→ EXERCISE INSTRUCTIONS
Copy out every line of the data that has the word "icon" somewhere in it.

START SUPPLIED RECORDS

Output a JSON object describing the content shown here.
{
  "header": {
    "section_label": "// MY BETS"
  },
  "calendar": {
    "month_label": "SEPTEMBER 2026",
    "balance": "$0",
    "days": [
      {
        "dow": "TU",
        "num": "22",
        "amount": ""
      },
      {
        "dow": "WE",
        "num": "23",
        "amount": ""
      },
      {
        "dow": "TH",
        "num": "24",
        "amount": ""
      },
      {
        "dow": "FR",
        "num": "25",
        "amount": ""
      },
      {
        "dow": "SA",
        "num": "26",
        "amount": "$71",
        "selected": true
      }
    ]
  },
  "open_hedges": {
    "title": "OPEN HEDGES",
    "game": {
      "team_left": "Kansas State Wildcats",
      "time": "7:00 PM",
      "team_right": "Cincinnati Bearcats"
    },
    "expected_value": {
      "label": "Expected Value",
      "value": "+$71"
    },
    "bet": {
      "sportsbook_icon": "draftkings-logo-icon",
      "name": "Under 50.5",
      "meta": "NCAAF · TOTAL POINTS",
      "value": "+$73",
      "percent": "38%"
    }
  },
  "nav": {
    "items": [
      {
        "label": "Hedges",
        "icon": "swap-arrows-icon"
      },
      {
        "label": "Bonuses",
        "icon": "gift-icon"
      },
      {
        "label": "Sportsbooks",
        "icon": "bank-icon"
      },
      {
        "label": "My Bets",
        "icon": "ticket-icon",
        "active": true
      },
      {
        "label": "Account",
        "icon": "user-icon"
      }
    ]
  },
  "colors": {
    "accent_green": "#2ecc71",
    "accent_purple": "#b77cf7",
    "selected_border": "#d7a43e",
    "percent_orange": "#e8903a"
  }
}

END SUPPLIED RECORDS

→ WRITTEN ANSWER
      "sportsbook_icon": "draftkings-logo-icon",
        "icon": "swap-arrows-icon"
        "icon": "gift-icon"
        "icon": "bank-icon"
        "icon": "ticket-icon",
        "icon": "user-icon"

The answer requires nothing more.